Villain in a Leading Role – Bitcoin. I confess that I was getting worried about a month ago. Every asset class and asset was so well behaved, I wasn’t sure we would even have the award this year. And then it happened – like a holiday miracle – Bitcoin went vertical. We know the unprecedented amount of money printing has created significant asset price inflation – but where was the bubble? We always have one at this stage in the cycle which needs bursting. One of the great definitions of an asset bubble is that you can graph the price of the asset on a logarithmic chart, and if there is upward curvature in the line – BUBBLE! Well, here it is. I’m not going to waste my time explaining the sound concepts of ‘store of value’, ‘blockchain’ or ‘digital currency’. They will all make more sense to me once a central bank administers them. But moves of 10-20% in a day reek of monetary excess and mania.

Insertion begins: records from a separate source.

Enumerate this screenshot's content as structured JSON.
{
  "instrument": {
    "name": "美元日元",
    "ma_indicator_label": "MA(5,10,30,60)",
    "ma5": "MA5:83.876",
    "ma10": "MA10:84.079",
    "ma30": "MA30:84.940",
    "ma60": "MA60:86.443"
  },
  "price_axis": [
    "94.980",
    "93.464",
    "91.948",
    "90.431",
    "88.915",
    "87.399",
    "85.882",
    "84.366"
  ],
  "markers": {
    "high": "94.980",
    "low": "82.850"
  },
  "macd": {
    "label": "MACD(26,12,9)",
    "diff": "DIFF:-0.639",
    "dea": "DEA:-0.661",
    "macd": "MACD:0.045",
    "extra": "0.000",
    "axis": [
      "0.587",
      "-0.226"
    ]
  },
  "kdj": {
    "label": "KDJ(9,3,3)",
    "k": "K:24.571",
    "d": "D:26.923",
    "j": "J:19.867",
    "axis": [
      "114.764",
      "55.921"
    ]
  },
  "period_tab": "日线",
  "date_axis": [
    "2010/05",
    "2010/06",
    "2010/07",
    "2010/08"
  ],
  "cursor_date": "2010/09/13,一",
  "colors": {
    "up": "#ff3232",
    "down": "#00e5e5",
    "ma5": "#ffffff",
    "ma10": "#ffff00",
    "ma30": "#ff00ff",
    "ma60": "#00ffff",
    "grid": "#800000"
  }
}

Rookie of the Year – Cross Currency Swap Basis. Who knew that this little known domain of currency and bond geeks would emerge into the spotlight as the prerequisite for understanding 2017 capital market flows? In short, the pools of capital resident outside the US are finding their way into US assets, and are then hedged back to their home currency. The calculation on the cost of the currency hedge is based off of the differential in short term interest rates and helps to quantify the yield and/or return potential of the investment. For the bond market, shape of the yield curve in the US and the home market are important, for other asset classes, not so much. Anyway, when the cross currency swap improves, foreign flows accelerate into the US; when it declines, flows tail off. Fed normalization is going to make this a heck of a lot more fun in 2018!
Runners up – Corporate bonds and municipals. Just grinding appreciation all year…every back up was met with buying…BORING. Tax reform ought to impact these sectors next year as both the amount and type of issuance should change along with the base of potential buyers.
Most Valuable Player – QE. I really wanted ‘volatility’ (the absence of it) to be the MVP, but I just couldn’t do it. We knew that the vast pool of money printed via QE was sloshing around the markets and depressing volatility while inflating prices. There was no point fighting it, and we along with other investors made money by just going with it. Sure the macro economy was fine…sure corporate fundamentals were improving…sure central banks were being patient in withdrawing accommodation. But how to explain the rich valuations across markets? The benign backdrop simply created the cover for the vast pools of liquidity to flow into markets. This time next year it will be different. The global Central Banks’ aggregate balance sheet will shift from expansion to contraction. Then we will see if investors had been picking up nickels in front of a steamroller since Q1 2016!